Are you waiting to invest until the market’s calmed down?
In volatile markets, some people put off making investment decisions until they feel like things have stabilized. That’s what Lynn did with the $200,000 she inherited from her aunt.
She’d planned to invest it a year ago, but it never seemed like the right time. She didn’t want to buy stocks at market highs, and markets continued upward. When markets eventually fell, she was concerned that the selloff would get worse.
Now, she feels stuck. “I know I need to get invested, but I’m worried about losing money in stocks,” Lynn said. “And with interest rates rising, I don’t want to invest too much in bonds. What else is there?”
One way to move forward is to start with funds that are designed to be less volatile than the stock market, like balanced and tactical funds. These funds tend to have more stability than most stock funds and more upside potential than bond funds.
Focus on funds that seek a steady ride

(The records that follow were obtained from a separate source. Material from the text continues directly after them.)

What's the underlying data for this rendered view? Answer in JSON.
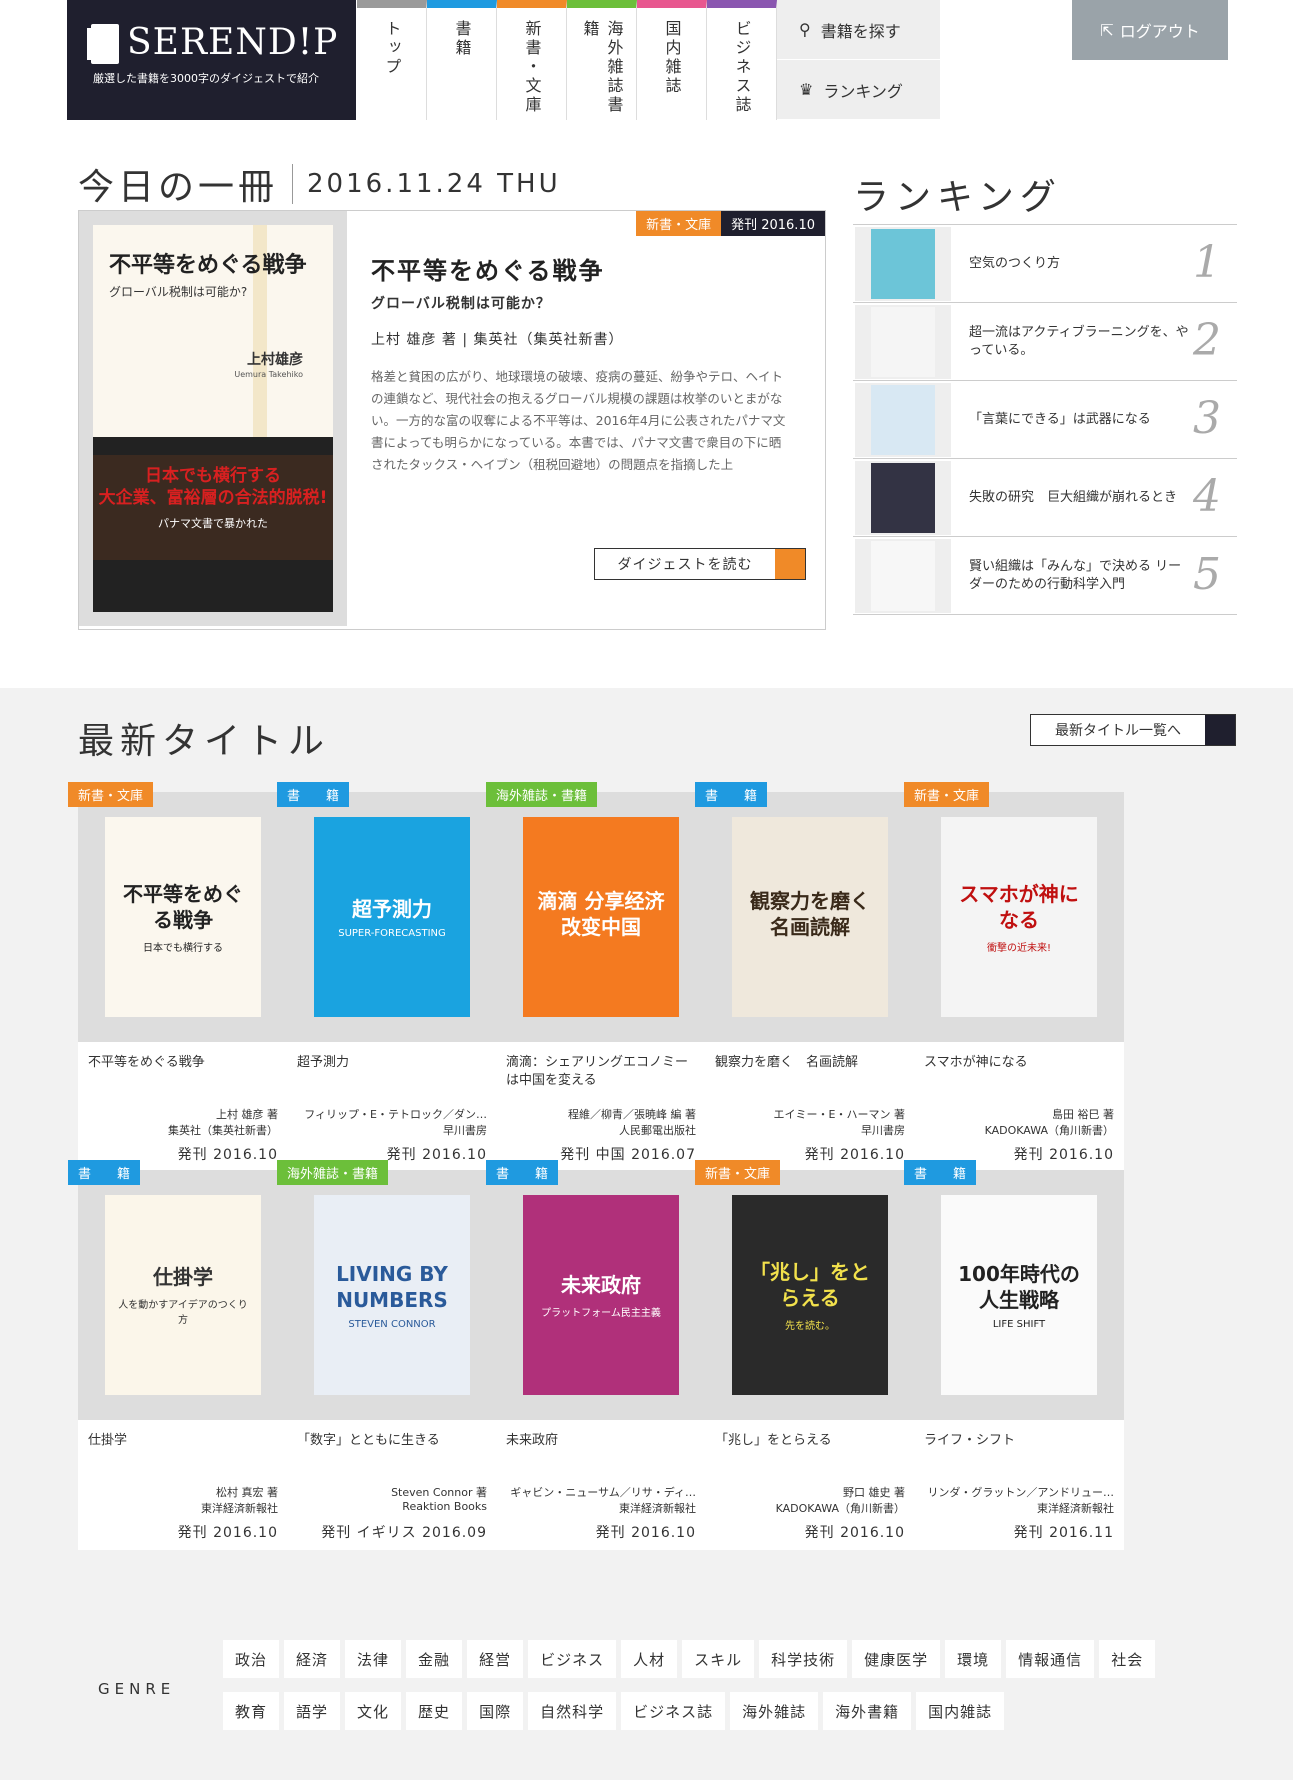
{
  "header": {
    "logo_title": "SEREND!P",
    "logo_tagline": "厳選した書籍を3000字のダイジェストで紹介",
    "nav": [
      {
        "label": "トップ",
        "color": "#9a9a9a"
      },
      {
        "label": "書籍",
        "color": "#1f9ae0"
      },
      {
        "label": "新書・文庫",
        "color": "#f08a28"
      },
      {
        "label": "海外雑誌書籍",
        "color": "#6cbf3a"
      },
      {
        "label": "国内雑誌",
        "color": "#e8578f"
      },
      {
        "label": "ビジネス誌",
        "color": "#8a56b0"
      }
    ],
    "search_label": "書籍を探す",
    "ranking_label": "ランキング",
    "logout_label": "ログアウト"
  },
  "today": {
    "heading": "今日の一冊",
    "date": "2016.11.24 THU",
    "category": "新書・文庫",
    "published": "発刊 2016.10",
    "title": "不平等をめぐる戦争",
    "subtitle": "グローバル税制は可能か？",
    "author_line": "上村 雄彦 著 | 集英社（集英社新書）",
    "description": "格差と貧困の広がり、地球環境の破壊、疫病の蔓延、紛争やテロ、ヘイトの連鎖など、現代社会の抱えるグローバル規模の課題は枚挙のいとまがない。一方的な富の収奪による不平等は、2016年4月に公表されたパナマ文書によっても明らかになっている。本書では、パナマ文書で衆目の下に晒されたタックス・ヘイブン（租税回避地）の問題点を指摘した上",
    "read_button": "ダイジェストを読む",
    "cover": {
      "title": "不平等をめぐる戦争",
      "subtitle": "グローバル税制は可能か?",
      "author": "上村雄彦",
      "author_en": "Uemura Takehiko",
      "band_line1": "日本でも横行する",
      "band_line2": "大企業、富裕層の合法的脱税!",
      "band_line3": "パナマ文書で暴かれた"
    }
  },
  "ranking": {
    "heading": "ランキング",
    "items": [
      {
        "title": "空気のつくり方",
        "num": "1",
        "color": "#6cc5d8"
      },
      {
        "title": "超一流はアクティブラーニングを、やっている。",
        "num": "2",
        "color": "#f5f5f5"
      },
      {
        "title": "「言葉にできる」は武器になる",
        "num": "3",
        "color": "#d8e8f3"
      },
      {
        "title": "失敗の研究　巨大組織が崩れるとき",
        "num": "4",
        "color": "#333344"
      },
      {
        "title": "賢い組織は「みんな」で決める リーダーのための行動科学入門",
        "num": "5",
        "color": "#f7f7f7"
      }
    ]
  },
  "latest": {
    "heading": "最新タイトル",
    "all_button": "最新タイトル一覧へ",
    "cards": [
      {
        "category": "新書・文庫",
        "tagcolor": "#f08a28",
        "title": "不平等をめぐる戦争",
        "author": "上村 雄彦 著",
        "publisher": "集英社（集英社新書）",
        "date": "発刊 2016.10",
        "cover_title": "不平等をめぐる戦争",
        "cover_sub": "日本でも横行する",
        "cover_bg": "#fbf7ee",
        "cover_fg": "#222"
      },
      {
        "category": "書　　籍",
        "tagcolor": "#1f9ae0",
        "title": "超予測力",
        "author": "フィリップ・E・テトロック／ダン…",
        "publisher": "早川書房",
        "date": "発刊 2016.10",
        "cover_title": "超予測力",
        "cover_sub": "SUPER-FORECASTING",
        "cover_bg": "#1aa3e0",
        "cover_fg": "#fff"
      },
      {
        "category": "海外雑誌・書籍",
        "tagcolor": "#6cbf3a",
        "title": "滴滴：シェアリングエコノミーは中国を変える",
        "author": "程維／柳青／張暁峰 編 著",
        "publisher": "人民郵電出版社",
        "date": "発刊 中国 2016.07",
        "cover_title": "滴滴 分享经济改变中国",
        "cover_sub": "",
        "cover_bg": "#f47a20",
        "cover_fg": "#fff"
      },
      {
        "category": "書　　籍",
        "tagcolor": "#1f9ae0",
        "title": "観察力を磨く　名画読解",
        "author": "エイミー・E・ハーマン 著",
        "publisher": "早川書房",
        "date": "発刊 2016.10",
        "cover_title": "観察力を磨く 名画読解",
        "cover_sub": "",
        "cover_bg": "#efe8dc",
        "cover_fg": "#3a2a1a"
      },
      {
        "category": "新書・文庫",
        "tagcolor": "#f08a28",
        "title": "スマホが神になる",
        "author": "島田 裕巳 著",
        "publisher": "KADOKAWA（角川新書）",
        "date": "発刊 2016.10",
        "cover_title": "スマホが神になる",
        "cover_sub": "衝撃の近未来!",
        "cover_bg": "#f4f4f4",
        "cover_fg": "#c01010"
      },
      {
        "category": "書　　籍",
        "tagcolor": "#1f9ae0",
        "title": "仕掛学",
        "author": "松村 真宏 著",
        "publisher": "東洋経済新報社",
        "date": "発刊 2016.10",
        "cover_title": "仕掛学",
        "cover_sub": "人を動かすアイデアのつくり方",
        "cover_bg": "#fbf6ea",
        "cover_fg": "#333"
      },
      {
        "category": "海外雑誌・書籍",
        "tagcolor": "#6cbf3a",
        "title": "「数字」とともに生きる",
        "author": "Steven Connor 著",
        "publisher": "Reaktion Books",
        "date": "発刊 イギリス 2016.09",
        "cover_title": "LIVING BY NUMBERS",
        "cover_sub": "STEVEN CONNOR",
        "cover_bg": "#e9eef5",
        "cover_fg": "#2a5a9a"
      },
      {
        "category": "書　　籍",
        "tagcolor": "#1f9ae0",
        "title": "未来政府",
        "author": "ギャビン・ニューサム／リサ・ディ…",
        "publisher": "東洋経済新報社",
        "date": "発刊 2016.10",
        "cover_title": "未来政府",
        "cover_sub": "プラットフォーム民主主義",
        "cover_bg": "#b0307a",
        "cover_fg": "#fff"
      },
      {
        "category": "新書・文庫",
        "tagcolor": "#f08a28",
        "title": "「兆し」をとらえる",
        "author": "野口 雄史 著",
        "publisher": "KADOKAWA（角川新書）",
        "date": "発刊 2016.10",
        "cover_title": "「兆し」をとらえる",
        "cover_sub": "先を読む。",
        "cover_bg": "#2a2a2a",
        "cover_fg": "#f2e14c"
      },
      {
        "category": "書　　籍",
        "tagcolor": "#1f9ae0",
        "title": "ライフ・シフト",
        "author": "リンダ・グラットン／アンドリュー…",
        "publisher": "東洋経済新報社",
        "date": "発刊 2016.11",
        "cover_title": "100年時代の人生戦略",
        "cover_sub": "LIFE SHIFT",
        "cover_bg": "#fafafa",
        "cover_fg": "#222"
      }
    ]
  },
  "genre": {
    "label": "GENRE",
    "row1": [
      "政治",
      "経済",
      "法律",
      "金融",
      "経営",
      "ビジネス",
      "人材",
      "スキル",
      "科学技術",
      "健康医学",
      "環境",
      "情報通信",
      "社会"
    ],
    "row2": [
      "教育",
      "語学",
      "文化",
      "歴史",
      "国際",
      "自然科学",
      "ビジネス誌",
      "海外雑誌",
      "海外書籍",
      "国内雑誌"
    ]
  }
}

Balanced funds like the Conservative Upgrader Fund (RELAX) invest in stocks for growth and bonds to help buffer volatility along the way. The classic balanced portfolio has 60% in stocks and 40% in bonds. This mix has typically held up better than a 100% stock portfolio in down markets, and that can help you stay invested through challenging markets.
Balanced funds also can help you stick with bonds when interest rates rise because the impact of higher rates on bonds may be offset by the fund’s stock positions.
Tactical funds, on the other hand, don’t only use bonds to try to mitigate volatility. These funds change their allocations to stocks, bonds and cash depending on the current market and economic environment. Funds like the Tactical Upgrader Fund (TACTX) also can use options and other tools to hedge their stock exposure or hold considerable cash.
Plan how you’ll get invested—and follow through
The next step is to plan how you’ll get invested. If you’re like Lynn and you’ve been trying to figure out when to buy in, you might consider investing gradually by putting part of your cash to work on a set schedule (once a week, twice a month, monthly or even quarterly).
This approach is called dollar-cost averaging because you’ll buy more shares when prices are low and fewer shares when prices are high, which can reduce your average cost per share. The advantage is that you won’t have to try to find an optimal time to invest, and you’ll be able can ease your way back into the market.
The bottom line: Reaching your long-term investment goals, like retirement, doesn’t require perfect timing, but it does require that you get invested, so don’t let volatility hold you back.
Three steps to getting invested
Step 1: Choose a target allocation. If you want a 60/40 mix of stocks and bonds, you could invest in RELAX. If you want additional diversification, you might consider 70% RELAX and 30% TACTX. It’s up to you.
Step 2: Set a time frame. Will you get invested over the next three months, six months or one year?
Step 3: Calendar your trades to you’ll follow through. For example, you might invest 20% now, 20% next month, and so on until you are fully invested.
FundX Funds Designed for Growth & Stability
Conservative Upgrader Fund (RELAX)
- A classic balanced portfolio with 60% in stock funds and 40% in our Flexible Income approach to help you stay invested in up and down markets.
- Balanced and rebalanced for you so you always know how you’re invested.
Tactical Upgrader Fund (TACTX)
- Go anywhere approach that can invest in any asset class including sector funds, balanced funds, bond funds, cash and commodities.
- Own a portfolio that’s not always fully invested. May hedge its stock exposure and hold considerable cash in an attempt to limit losses.
How to Invest
The funds are available at most major brokers, including Charles Schwab and Fidelity, and you can usually get started with as little as $1,000.
You can also invest directly through our shareholder services. Cal 1-866-455-3863 or go to www.fundxfunds.com to set up an account online.